Caution with hemoglobin A1c interpretation: MM Kelsey et al. J Pediatr 2020; 216: 232-5. In the HEALTHY Study (n=8814), the authors note that a hemoglobin A1c was ≥5.7% in 2% of normal weight youth. “This suggests need for cautious interpretation of prediabetes hemoglobin A1cs in youth”
Daily aspirin for NAFLD: TG Simon et al. Clin Gastroenterol Hepatol 2019; 17: 2776-84. In this prospective cohort of 361 adults with biopsy-proven NAFLD, the use of daily aspirin (in 151) was associated with lower odds of NASH (aOR.68) and reduced risk of fibrosis (aOR 0.54). “The greatest benefit found with at least 4 years or more of aspirin use” (aHR =0.50). The associated editorial (pages 2651-3) recommends controlled studies to determine if potential benefits outweigh the known risks (eg. bleeding).
Glecaprevir/pibrentasvir for HCV Treatment Failure: AS Lok et al. Gastroenterol 2019; 157: 1506-17. This randomized study with 177 patients showed that 16 weeks of glecaprevir and pibrentasvir was effective in retreatment of patients with genotype 1 hepatitis C viral infection (after prior failure with sofosbuvir plus an NS5A inhibitor). The sustained virologic response 12 weeks after treatment was >90%.

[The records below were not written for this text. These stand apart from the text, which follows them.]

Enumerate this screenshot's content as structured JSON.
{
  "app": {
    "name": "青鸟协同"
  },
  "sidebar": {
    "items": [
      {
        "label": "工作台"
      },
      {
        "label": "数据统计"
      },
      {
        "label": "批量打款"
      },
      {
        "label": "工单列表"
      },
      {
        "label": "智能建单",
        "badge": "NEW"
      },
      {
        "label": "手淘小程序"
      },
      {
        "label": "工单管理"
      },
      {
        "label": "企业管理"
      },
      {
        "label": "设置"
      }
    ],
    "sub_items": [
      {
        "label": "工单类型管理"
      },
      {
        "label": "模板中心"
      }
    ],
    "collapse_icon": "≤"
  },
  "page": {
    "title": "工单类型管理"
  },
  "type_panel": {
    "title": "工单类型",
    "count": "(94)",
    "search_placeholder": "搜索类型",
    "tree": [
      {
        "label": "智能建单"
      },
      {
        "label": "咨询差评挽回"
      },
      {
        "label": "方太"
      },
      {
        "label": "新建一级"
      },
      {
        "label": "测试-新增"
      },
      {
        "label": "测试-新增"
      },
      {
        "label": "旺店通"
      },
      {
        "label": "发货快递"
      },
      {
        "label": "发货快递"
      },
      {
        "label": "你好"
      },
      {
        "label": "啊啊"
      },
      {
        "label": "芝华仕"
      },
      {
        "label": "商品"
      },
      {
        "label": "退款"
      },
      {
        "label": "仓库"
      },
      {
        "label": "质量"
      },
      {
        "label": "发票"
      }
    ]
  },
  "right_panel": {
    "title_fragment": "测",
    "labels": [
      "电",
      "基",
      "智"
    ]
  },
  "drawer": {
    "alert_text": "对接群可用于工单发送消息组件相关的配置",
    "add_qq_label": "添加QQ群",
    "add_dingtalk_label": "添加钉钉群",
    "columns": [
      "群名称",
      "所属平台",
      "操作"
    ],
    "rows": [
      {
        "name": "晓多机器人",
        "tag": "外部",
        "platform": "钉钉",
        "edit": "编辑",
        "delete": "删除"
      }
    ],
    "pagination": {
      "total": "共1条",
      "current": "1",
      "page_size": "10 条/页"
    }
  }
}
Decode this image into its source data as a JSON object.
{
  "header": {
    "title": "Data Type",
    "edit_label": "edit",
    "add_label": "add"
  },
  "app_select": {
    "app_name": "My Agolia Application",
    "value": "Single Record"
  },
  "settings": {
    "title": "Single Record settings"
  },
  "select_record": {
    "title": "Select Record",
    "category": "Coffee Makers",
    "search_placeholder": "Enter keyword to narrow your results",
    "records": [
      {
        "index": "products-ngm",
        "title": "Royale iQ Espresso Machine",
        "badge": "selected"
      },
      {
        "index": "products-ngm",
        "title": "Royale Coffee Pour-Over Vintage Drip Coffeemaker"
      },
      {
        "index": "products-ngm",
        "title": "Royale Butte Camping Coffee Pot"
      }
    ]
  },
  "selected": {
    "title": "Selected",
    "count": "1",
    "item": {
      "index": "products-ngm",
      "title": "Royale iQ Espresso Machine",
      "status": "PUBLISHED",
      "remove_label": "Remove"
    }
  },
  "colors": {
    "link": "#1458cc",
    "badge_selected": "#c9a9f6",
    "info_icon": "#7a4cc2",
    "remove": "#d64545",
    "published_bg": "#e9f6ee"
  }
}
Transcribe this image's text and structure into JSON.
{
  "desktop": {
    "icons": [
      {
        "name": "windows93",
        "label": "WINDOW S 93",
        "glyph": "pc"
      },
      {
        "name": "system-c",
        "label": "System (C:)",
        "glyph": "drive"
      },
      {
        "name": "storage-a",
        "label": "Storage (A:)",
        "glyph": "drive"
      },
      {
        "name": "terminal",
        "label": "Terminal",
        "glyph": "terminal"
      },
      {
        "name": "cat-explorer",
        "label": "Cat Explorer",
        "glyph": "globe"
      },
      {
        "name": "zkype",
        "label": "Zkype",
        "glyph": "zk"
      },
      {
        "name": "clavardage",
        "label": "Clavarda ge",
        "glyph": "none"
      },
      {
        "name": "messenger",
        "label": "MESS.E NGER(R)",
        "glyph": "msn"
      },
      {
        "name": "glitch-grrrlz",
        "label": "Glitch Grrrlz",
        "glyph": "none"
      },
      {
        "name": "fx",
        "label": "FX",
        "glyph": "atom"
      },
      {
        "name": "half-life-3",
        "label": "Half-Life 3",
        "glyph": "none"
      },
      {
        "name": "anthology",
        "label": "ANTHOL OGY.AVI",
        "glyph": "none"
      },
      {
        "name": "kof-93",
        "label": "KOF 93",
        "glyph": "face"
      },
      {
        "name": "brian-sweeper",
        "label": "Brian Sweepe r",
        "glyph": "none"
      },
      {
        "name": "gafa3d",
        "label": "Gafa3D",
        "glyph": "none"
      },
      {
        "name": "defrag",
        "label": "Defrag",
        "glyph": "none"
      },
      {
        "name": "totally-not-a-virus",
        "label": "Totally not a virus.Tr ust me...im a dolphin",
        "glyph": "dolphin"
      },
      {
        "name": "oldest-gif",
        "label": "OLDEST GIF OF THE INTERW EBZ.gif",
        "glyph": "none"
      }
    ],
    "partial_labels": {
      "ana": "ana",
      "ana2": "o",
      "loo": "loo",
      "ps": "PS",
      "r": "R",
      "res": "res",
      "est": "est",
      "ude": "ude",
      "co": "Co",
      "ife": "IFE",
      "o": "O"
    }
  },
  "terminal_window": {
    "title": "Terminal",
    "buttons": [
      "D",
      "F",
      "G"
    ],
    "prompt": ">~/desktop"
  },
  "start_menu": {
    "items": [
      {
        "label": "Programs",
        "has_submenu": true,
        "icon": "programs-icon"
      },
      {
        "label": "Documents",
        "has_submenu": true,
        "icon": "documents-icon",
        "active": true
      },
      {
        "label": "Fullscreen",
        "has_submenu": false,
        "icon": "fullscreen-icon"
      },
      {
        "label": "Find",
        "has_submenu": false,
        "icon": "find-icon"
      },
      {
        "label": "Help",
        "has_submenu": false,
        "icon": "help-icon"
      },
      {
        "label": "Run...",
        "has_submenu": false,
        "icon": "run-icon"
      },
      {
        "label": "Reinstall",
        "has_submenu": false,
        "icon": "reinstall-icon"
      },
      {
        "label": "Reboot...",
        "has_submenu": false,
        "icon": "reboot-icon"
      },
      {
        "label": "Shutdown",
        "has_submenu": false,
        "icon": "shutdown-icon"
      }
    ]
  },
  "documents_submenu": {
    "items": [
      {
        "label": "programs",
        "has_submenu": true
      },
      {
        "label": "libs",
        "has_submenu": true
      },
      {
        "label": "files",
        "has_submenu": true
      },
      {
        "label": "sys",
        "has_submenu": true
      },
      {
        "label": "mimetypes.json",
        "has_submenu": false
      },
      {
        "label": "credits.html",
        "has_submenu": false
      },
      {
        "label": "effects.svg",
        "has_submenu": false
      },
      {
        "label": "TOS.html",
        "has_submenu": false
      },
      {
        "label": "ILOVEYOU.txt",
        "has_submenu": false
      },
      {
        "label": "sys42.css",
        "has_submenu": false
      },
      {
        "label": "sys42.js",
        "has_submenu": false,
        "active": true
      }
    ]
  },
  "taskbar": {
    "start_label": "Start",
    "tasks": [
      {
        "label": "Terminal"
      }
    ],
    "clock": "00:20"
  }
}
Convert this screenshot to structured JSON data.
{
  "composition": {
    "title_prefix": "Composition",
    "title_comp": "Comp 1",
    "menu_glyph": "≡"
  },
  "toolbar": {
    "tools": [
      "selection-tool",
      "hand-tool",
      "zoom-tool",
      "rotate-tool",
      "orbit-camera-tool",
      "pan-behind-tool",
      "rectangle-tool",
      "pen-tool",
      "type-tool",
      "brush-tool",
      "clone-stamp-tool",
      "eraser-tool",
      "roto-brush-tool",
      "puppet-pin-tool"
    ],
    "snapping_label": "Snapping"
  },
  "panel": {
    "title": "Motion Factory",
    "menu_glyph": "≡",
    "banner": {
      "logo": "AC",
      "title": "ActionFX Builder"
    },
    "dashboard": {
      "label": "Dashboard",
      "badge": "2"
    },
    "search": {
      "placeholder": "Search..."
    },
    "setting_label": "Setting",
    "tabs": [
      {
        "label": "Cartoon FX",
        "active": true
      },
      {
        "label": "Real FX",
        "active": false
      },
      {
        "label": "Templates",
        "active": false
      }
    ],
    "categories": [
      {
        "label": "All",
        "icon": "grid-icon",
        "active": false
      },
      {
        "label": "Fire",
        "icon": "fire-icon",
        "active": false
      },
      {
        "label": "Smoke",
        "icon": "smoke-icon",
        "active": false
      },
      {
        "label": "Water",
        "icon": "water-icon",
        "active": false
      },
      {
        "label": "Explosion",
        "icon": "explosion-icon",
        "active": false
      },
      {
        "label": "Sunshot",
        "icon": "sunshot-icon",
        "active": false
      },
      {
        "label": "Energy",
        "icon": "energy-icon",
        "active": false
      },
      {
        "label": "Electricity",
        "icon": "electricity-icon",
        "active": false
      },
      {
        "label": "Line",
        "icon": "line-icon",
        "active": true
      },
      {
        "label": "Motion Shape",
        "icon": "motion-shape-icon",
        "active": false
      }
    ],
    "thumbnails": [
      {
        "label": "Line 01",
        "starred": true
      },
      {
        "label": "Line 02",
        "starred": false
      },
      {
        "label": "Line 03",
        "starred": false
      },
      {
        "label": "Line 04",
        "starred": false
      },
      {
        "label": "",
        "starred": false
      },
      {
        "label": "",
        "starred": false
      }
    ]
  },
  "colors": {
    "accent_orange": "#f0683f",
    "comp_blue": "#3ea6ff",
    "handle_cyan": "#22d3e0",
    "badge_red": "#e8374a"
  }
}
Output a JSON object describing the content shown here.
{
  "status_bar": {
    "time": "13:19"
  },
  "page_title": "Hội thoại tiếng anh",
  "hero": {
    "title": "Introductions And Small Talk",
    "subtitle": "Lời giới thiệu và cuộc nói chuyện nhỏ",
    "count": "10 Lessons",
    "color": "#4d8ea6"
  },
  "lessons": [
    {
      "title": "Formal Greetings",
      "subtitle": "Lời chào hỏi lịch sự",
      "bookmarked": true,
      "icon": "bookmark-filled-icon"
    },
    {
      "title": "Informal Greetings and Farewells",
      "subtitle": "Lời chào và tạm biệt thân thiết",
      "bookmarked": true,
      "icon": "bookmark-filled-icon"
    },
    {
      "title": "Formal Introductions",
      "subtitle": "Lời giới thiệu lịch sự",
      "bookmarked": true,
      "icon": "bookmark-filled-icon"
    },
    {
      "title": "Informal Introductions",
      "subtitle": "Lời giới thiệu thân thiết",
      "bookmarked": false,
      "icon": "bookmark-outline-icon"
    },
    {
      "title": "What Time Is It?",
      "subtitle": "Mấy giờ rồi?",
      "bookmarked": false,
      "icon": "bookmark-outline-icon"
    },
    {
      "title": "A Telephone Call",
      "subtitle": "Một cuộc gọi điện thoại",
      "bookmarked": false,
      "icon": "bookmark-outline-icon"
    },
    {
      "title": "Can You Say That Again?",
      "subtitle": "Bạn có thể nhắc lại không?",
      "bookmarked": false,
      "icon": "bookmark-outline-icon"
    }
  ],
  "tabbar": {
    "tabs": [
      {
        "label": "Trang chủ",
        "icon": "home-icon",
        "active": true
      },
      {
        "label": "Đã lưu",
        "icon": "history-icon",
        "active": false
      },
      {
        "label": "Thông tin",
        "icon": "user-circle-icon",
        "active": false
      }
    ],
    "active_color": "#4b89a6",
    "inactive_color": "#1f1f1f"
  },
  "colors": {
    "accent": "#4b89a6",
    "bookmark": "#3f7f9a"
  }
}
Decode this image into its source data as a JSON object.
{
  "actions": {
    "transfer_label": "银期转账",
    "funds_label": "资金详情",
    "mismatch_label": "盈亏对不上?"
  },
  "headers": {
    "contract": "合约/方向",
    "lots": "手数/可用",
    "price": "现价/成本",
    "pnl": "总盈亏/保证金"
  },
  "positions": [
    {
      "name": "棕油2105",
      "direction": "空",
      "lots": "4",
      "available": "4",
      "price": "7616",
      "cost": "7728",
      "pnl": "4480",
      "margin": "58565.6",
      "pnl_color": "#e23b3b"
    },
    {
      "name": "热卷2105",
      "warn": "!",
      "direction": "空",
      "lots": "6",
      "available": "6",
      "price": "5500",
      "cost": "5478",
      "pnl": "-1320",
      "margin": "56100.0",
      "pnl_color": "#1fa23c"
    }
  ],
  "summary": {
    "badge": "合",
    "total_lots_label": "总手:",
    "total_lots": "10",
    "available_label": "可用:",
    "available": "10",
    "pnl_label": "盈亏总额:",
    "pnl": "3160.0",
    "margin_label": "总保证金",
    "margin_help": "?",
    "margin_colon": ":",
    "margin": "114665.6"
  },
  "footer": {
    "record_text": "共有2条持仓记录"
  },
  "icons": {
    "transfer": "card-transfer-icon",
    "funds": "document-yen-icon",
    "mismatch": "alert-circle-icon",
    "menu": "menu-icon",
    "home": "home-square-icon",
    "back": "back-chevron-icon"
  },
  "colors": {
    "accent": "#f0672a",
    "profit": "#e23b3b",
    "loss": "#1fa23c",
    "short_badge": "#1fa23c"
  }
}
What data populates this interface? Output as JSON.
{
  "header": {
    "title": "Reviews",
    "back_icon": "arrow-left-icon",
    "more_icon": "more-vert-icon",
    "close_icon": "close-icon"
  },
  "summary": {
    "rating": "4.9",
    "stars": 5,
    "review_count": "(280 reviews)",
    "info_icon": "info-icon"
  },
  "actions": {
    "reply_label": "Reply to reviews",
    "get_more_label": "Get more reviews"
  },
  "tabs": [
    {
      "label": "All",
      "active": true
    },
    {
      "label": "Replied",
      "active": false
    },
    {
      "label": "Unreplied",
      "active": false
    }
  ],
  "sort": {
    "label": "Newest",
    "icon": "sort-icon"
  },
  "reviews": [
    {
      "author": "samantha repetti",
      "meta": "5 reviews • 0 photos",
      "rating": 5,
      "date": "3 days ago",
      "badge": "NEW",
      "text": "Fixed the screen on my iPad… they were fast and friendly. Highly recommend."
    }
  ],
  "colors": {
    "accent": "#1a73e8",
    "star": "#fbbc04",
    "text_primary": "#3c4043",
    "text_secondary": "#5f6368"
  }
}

Liver transplantation for Niemann-Pick Disease, type B: YLY Luo et al. Liver Transplantation 2019; 25: 1233-40. This report analyzed 7 children receiving liver transplantation for Niemann-Pick disease, type B. The authors report survival in the entire cohort and with normalized liver function within 3 weeks. In addition, they noted improvement in psychomotor ability ( 10 months after transplantation) and resolution of insterstitial lung disease. They state that developmental delay still existed in 4 patients during follow-up. The editorial (1140-1) notes that these findings need to be confirmed but open a new window in improving the phenotype. “A similar experience occurred with LT in maple syrup urine disease (MSUD), in which the liver is considered to host only 12-15% of the defective enzyme responsible for the disease…in MSUD, liver replacement is able to counteract 85% of extrahepatic expression of the disease and to completely correct the phenotype.”
Increased Abdominal-Surgery Risk in Patients with Idiopathic Noncirrhotic Portal Hypertension: L Elkrief et al. Hepatology 2019; 70: 911-24. Among 44 patients (median age 44 years) with noncirrhoitic portal hypertension, 16 (33%) had one or more portal hypertension-related complication within 3 months after surgery. 4 (9%) died within 6 months. “An unfavorable outcome (i.e. either liver or surgical complication or death) occurred in 22 (50%) patients” and was more likely in those with ascites, creatinine >100 micromol/L, or other extrahepatic complications related to portal hypertension.